Exercise details:
Line by line, retype the material with nothing left out.

*** Material for the task Section Begins ***

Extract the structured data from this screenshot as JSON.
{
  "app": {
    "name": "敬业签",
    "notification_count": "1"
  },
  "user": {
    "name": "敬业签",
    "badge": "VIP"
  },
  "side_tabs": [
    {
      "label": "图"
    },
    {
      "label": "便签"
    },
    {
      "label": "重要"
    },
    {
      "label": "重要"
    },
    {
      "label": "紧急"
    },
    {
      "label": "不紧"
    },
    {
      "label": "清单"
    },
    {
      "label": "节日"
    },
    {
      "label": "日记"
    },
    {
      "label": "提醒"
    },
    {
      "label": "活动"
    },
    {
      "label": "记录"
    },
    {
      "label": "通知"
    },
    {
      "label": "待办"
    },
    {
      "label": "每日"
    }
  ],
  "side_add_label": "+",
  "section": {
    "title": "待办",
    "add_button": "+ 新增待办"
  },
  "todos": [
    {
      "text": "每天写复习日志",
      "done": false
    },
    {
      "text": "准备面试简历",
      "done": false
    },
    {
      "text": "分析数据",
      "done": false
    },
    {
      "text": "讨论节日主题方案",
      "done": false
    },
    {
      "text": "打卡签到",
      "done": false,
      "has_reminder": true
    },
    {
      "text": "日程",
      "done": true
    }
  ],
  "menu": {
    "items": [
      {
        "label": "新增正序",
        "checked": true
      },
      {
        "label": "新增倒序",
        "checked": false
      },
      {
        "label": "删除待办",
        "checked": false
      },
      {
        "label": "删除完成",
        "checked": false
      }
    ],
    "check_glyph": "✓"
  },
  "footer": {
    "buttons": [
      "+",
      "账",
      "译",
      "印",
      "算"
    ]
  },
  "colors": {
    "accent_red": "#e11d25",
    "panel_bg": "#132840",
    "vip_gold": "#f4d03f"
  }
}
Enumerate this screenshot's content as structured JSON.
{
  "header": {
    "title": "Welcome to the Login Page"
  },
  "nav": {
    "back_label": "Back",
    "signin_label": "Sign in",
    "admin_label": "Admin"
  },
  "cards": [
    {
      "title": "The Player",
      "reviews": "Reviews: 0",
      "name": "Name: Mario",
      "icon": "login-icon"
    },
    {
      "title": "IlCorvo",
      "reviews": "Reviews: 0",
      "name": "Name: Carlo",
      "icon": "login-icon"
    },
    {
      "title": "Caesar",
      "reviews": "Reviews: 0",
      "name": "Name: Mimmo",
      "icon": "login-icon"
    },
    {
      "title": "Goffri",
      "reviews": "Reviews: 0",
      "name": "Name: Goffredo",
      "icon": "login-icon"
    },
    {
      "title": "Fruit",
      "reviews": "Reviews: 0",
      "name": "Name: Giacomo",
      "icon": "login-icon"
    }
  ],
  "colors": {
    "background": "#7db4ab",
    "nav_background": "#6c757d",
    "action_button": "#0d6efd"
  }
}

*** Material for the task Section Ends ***

The answer:
Extract the structured data from this screenshot as JSON.
{
  "app": {
    "name": "敬业签",
    "notification_count": "1"
  },
  "user": {
    "name": "敬业签",
    "badge": "VIP"
  },
  "side_tabs": [
    {
      "label": "图"
    },
    {
      "label": "便签"
    },
    {
      "label": "重要"
    },
    {
      "label": "重要"
    },
    {
      "label": "紧急"
    },
    {
      "label": "不紧"
    },
    {
      "label": "清单"
    },
    {
      "label": "节日"
    },
    {
      "label": "日记"
    },
    {
      "label": "提醒"
    },
    {
      "label": "活动"
    },
    {
      "label": "记录"
    },
    {
      "label": "通知"
    },
    {
      "label": "待办"
    },
    {
      "label": "每日"
    }
  ],
  "side_add_label": "+",
  "section": {
    "title": "待办",
    "add_button": "+ 新增待办"
  },
  "todos": [
    {
      "text": "每天写复习日志",
      "done": false
    },
    {
      "text": "准备面试简历",
      "done": false
    },
    {
      "text": "分析数据",
      "done": false
    },
    {
      "text": "讨论节日主题方案",
      "done": false
    },
    {
      "text": "打卡签到",
      "done": false,
      "has_reminder": true
    },
    {
      "text": "日程",
      "done": true
    }
  ],
  "menu": {
    "items": [
      {
        "label": "新增正序",
        "checked": true
      },
      {
        "label": "新增倒序",
        "checked": false
      },
      {
        "label": "删除待办",
        "checked": false
      },
      {
        "label": "删除完成",
        "checked": false
      }
    ],
    "check_glyph": "✓"
  },
  "footer": {
    "buttons": [
      "+",
      "账",
      "译",
      "印",
      "算"
    ]
  },
  "colors": {
    "accent_red": "#e11d25",
    "panel_bg": "#132840",
    "vip_gold": "#f4d03f"
  }
}
Enumerate this screenshot's content as structured JSON.
{
  "header": {
    "title": "Welcome to the Login Page"
  },
  "nav": {
    "back_label": "Back",
    "signin_label": "Sign in",
    "admin_label": "Admin"
  },
  "cards": [
    {
      "title": "The Player",
      "reviews": "Reviews: 0",
      "name": "Name: Mario",
      "icon": "login-icon"
    },
    {
      "title": "IlCorvo",
      "reviews": "Reviews: 0",
      "name": "Name: Carlo",
      "icon": "login-icon"
    },
    {
      "title": "Caesar",
      "reviews": "Reviews: 0",
      "name": "Name: Mimmo",
      "icon": "login-icon"
    },
    {
      "title": "Goffri",
      "reviews": "Reviews: 0",
      "name": "Name: Goffredo",
      "icon": "login-icon"
    },
    {
      "title": "Fruit",
      "reviews": "Reviews: 0",
      "name": "Name: Giacomo",
      "icon": "login-icon"
    }
  ],
  "colors": {
    "background": "#7db4ab",
    "nav_background": "#6c757d",
    "action_button": "#0d6efd"
  }
}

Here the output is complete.